And part of the way I see that happening is in my vision of the future of composition. While I remain skeptical of much of the MOOC bizniz, I am interested in the largely untapped potential of creating real audiences and communities for/of student writers. Skip the 50K random MOOC participants and think for a moment of the 2500 UB FYC students in a given semester. Can we create a digital community that would allow them to share their work with other intersted students (and perhaps a larger web public)? Would there be value (for example) in 1000 students writing reviews of current movies, books, products, local hangouts, bands, events, etc? I think there could be. What if the proposing assignment led 500 students to write proposals to improve some aspect of local university life? What if another 50 wrote proposals to improve a neighborhood? Could something actually emerge from that? Maybe one student in a class wants to analyze fracking and no one else in her class does, but there are 15 other students similarly interested across the program. Could they form a research group together? Give feedback on each other's work? Maybe they could end up producing a collaborative website with academic reports and a multimedia presentation.
This what I think about when I think about "cognitive surplus." Not untapped brain power necessarily but the way a network creates opportunities for thinking and creating that are not otherwise possible.

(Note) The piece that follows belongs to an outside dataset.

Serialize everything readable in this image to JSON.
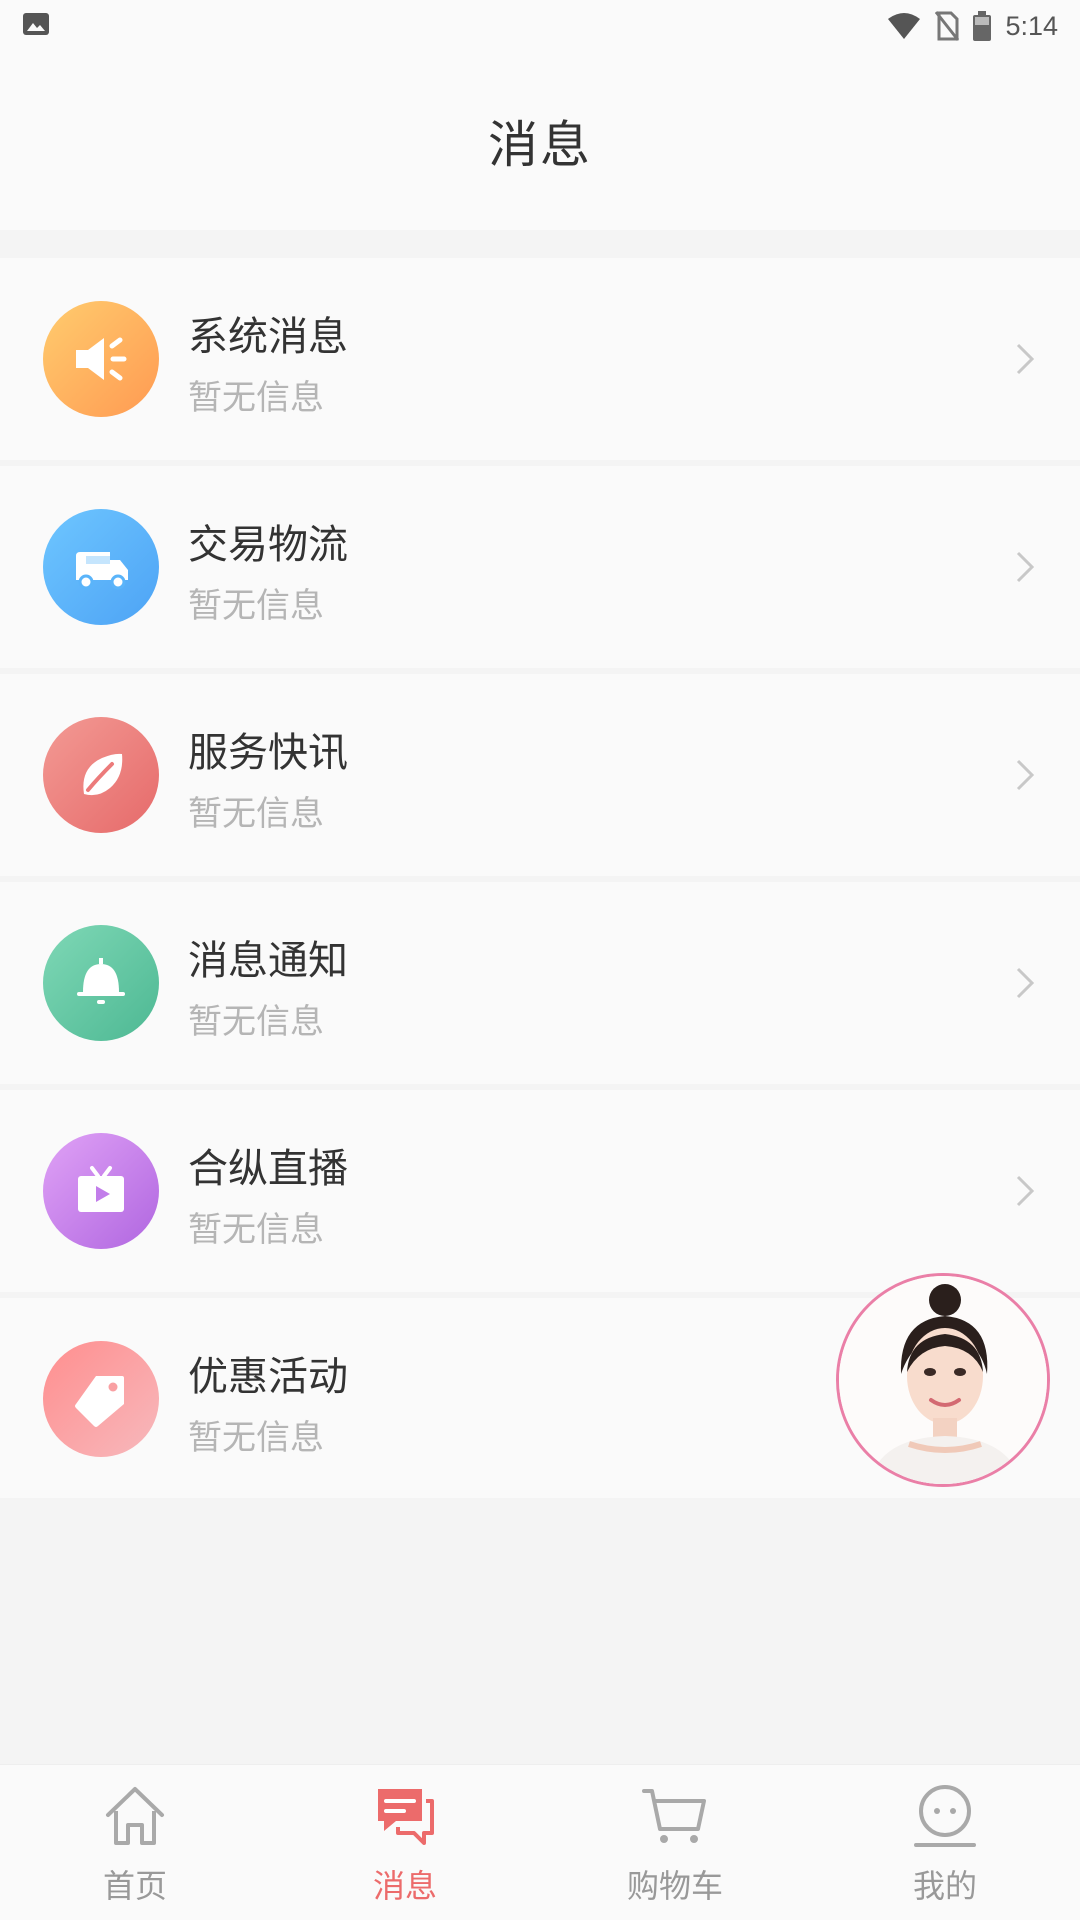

A common textbook and curriculum would faciliate these kinds of activities, encouraging and empowering experimentation rather than operating in opposition to it. It's an approach that would recognize, as Richard Miller pointed out in his talk, that composing is no longer a cloistered activity.